Health and wellness

Stress relievers: Tips to tame stress
Stress getting to you? Try some of these tips for stress relief.By Mayo Clinic Staff
Is stress making you frustrated and irritable? Stress relievers can help restore calm and serenity to your chaotic life. You don't have to invest a lot of time or thought into stress relievers. If your stress is getting out of control and you need quick relief, try one of these tips.

Articles of interest

Promoting diversity in nursing
According to the American Association of Colleges of Nursing (AACN), we must identify the direct relationship between a culturally diverse nursing workforce and the ability to provide quality, culturally competent patient care to our diverse patient population. Although the nursing profession has made great progress in recruiting and graduating nurses who mirror the patient population, more work still needs to be done to truly ensure that we're providing care that adequately represents our patients.

Caring for...Patients of different religions
In the United States, 77% of Americans identify themselves as Christian, but what do you know about the other major world religions and how your patient's religion may impact the care you provide? - See more at:

Online resources

TAP 34: Disaster Planning Handbook for Behavioral Health Treatment Programs
Offers guidance in creating a disaster preparedness and recovery plan for programs that provide treatment for mental illness and substance use disorders. Covers the planning process, preparing for disaster, roles and responsibilities, training, and testing.

Reports online

Parliamentary support
Research papers
Obesity and diabetes in New Zealand
October 2014

Obesity and diabetes in New Zealand

It is estimated that 1.1 million adults are obese in New Zealand (that is, they have a BMI or Body Mass Index of 30 or more). [1]   Obesity in New Zealand places a considerable strain on the health care system: a study in 2006 estimated that health care costs attributable to overweight and obese persons was $686 million or 4.5% of New Zealand’s total health care expenditure. [2]  

Obesity is a risk factor for diabetes, cardiovascular disease, musculoskeletal disorders, and some cancers. [3]  

There are two main types of diabetes: type 1 (insulin-dependent diabetes mellitus) and type 2 (adult-onset diabetes mellitus). Type 2 is more common in the population than type 1 (approximately 90% of diabetes cases worldwide are type 2). [4]   Individuals who are obese increase their risk of developing type 2 diabetes. [5]   The Ministry of Health estimated (when looking at the mortality burden of nutrition-related risk factors in New Zealand) that, in 1997, 80% of deaths from type 2 diabetes were attributable to a high BMI. [6]  

Complications from diabetes include an increased risk of cardiovascular disease, nerve damage, and kidney failure. There were 768 deaths from diabetes in New Zealand in 2010. [7]

From the Ministry of  Health
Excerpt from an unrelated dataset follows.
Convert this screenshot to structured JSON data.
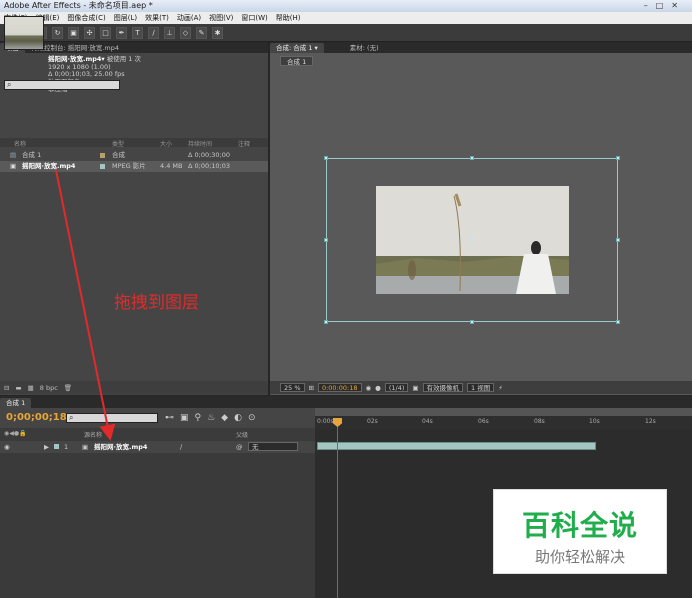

Health, Ministry of, Manatū Hauora, Statement of Intent 2014 - 2018 (E.10 (2014))
You can get this document in PDF format from the 'Downloads' panel. Further information about papers presented to the House can be found in the 'Related documents' panel.

Health, Ministry of, Manatū Hauora, Annual Report for the year ended 30 June 2014 E.10 (E.10)
You can get this document in PDF format from the 'Downloads' panel. Further information about papers presented to the House can be found in the 'Related documents' panel.
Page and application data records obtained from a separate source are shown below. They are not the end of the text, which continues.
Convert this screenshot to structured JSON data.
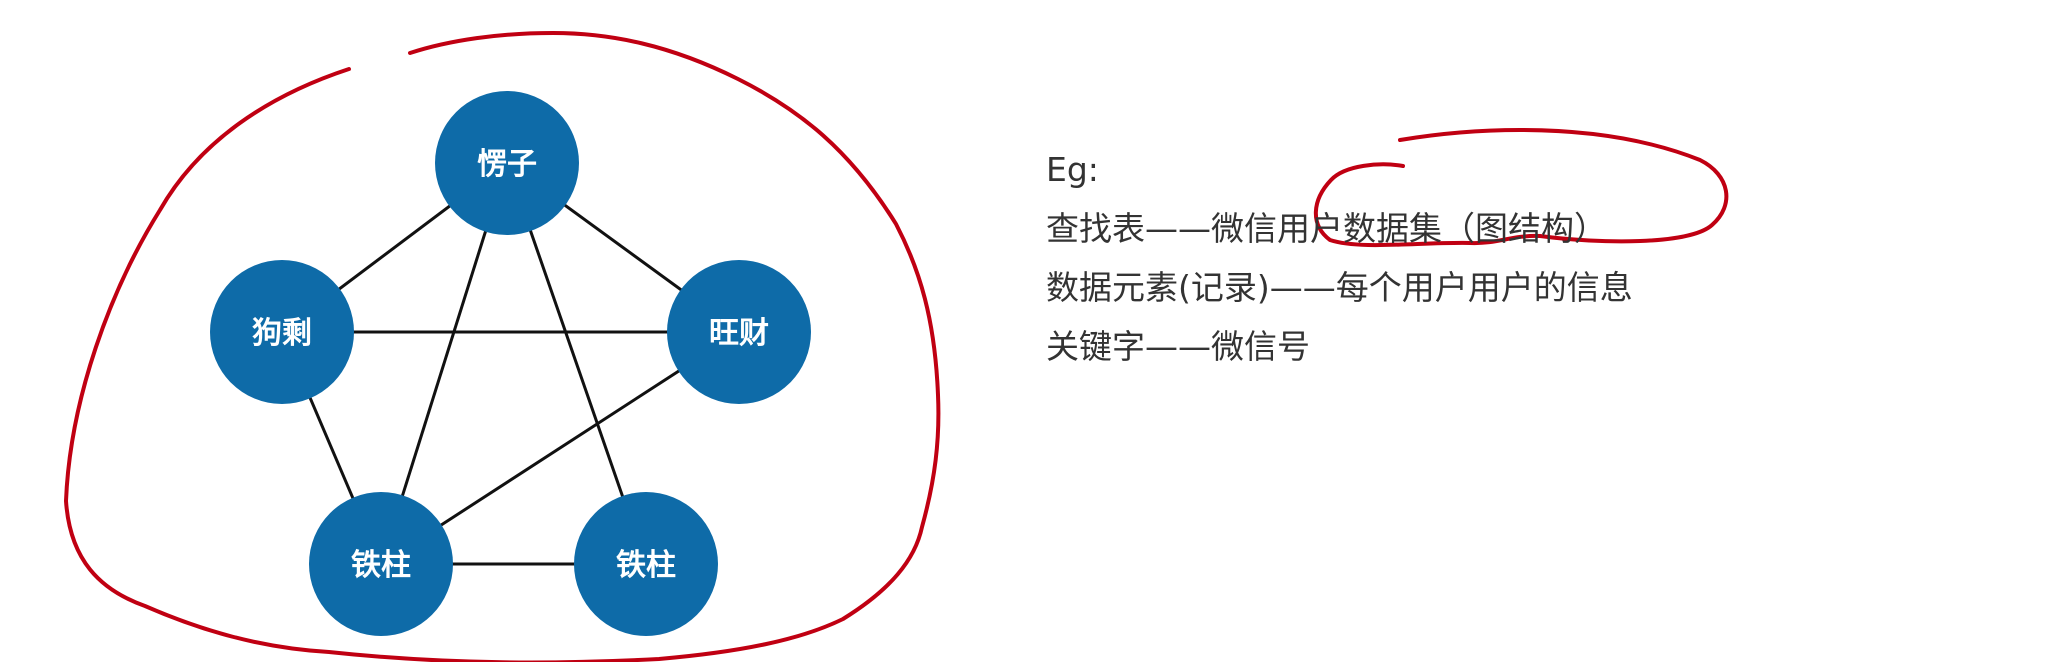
{
  "graph": {
    "node_color": "#0e6ba8",
    "edge_color": "#111111",
    "nodes": [
      {
        "id": "n1",
        "label": "愣子"
      },
      {
        "id": "n2",
        "label": "狗剩"
      },
      {
        "id": "n3",
        "label": "旺财"
      },
      {
        "id": "n4",
        "label": "铁柱"
      },
      {
        "id": "n5",
        "label": "铁柱"
      }
    ],
    "edges": [
      [
        "n1",
        "n2"
      ],
      [
        "n1",
        "n3"
      ],
      [
        "n1",
        "n4"
      ],
      [
        "n1",
        "n5"
      ],
      [
        "n2",
        "n3"
      ],
      [
        "n2",
        "n4"
      ],
      [
        "n3",
        "n4"
      ],
      [
        "n4",
        "n5"
      ]
    ]
  },
  "annotation": {
    "color": "#c00012"
  },
  "notes": {
    "heading": "Eg:",
    "lines": [
      "查找表——微信用户数据集（图结构）",
      "数据元素(记录)——每个用户用户的信息",
      "关键字——微信号"
    ]
  }
}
The above information has been collated for the College of Nurses Aotearoa (NZ) Inc by Linda Stopforth, SNIPS and is provided on a weekly basis.  It is current as at Tuesday 28 October  2014

If you have any feedback about content - what parts are most useful or what you would like added - please email
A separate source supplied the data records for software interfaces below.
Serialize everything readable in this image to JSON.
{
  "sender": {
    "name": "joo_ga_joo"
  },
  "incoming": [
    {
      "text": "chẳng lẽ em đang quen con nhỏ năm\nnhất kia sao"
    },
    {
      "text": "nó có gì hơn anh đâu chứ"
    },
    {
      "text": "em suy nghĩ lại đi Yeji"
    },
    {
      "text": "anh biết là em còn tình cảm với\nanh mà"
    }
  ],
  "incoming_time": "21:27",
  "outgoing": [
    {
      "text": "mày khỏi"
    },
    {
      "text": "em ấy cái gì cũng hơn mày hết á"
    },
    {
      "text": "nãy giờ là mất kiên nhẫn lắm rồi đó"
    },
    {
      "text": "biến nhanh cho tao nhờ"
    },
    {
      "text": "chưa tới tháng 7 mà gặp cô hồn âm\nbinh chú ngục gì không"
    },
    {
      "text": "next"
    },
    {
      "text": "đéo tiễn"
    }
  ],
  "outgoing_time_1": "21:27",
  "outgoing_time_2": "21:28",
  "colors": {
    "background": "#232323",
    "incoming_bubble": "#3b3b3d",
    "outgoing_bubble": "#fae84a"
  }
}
For more up to date news and information follow SNIPS at:

Facebook:  Snips Info

twitter: @SnipsInfo


Back to blog entries

Areas of Interest